- Description of the task
Scan the entries below for "screenshot" and copy each line that holds it.

- Dataset content
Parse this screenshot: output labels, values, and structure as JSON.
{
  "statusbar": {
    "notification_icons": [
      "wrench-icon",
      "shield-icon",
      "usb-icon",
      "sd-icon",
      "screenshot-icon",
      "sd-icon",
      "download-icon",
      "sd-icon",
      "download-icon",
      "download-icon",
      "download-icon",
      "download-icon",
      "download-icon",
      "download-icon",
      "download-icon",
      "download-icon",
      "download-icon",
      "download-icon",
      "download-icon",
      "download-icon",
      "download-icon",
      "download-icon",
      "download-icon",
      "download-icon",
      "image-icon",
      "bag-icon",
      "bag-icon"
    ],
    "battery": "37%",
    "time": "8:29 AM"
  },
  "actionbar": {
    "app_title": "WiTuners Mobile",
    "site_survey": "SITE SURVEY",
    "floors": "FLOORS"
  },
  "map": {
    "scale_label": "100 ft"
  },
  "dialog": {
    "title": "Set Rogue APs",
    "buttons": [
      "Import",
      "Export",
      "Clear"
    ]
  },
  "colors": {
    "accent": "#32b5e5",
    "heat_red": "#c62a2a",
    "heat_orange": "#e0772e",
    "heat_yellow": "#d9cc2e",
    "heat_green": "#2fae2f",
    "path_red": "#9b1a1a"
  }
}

- Written reply
Parse this screenshot: output labels, values, and structure as JSON.
      "screenshot-icon",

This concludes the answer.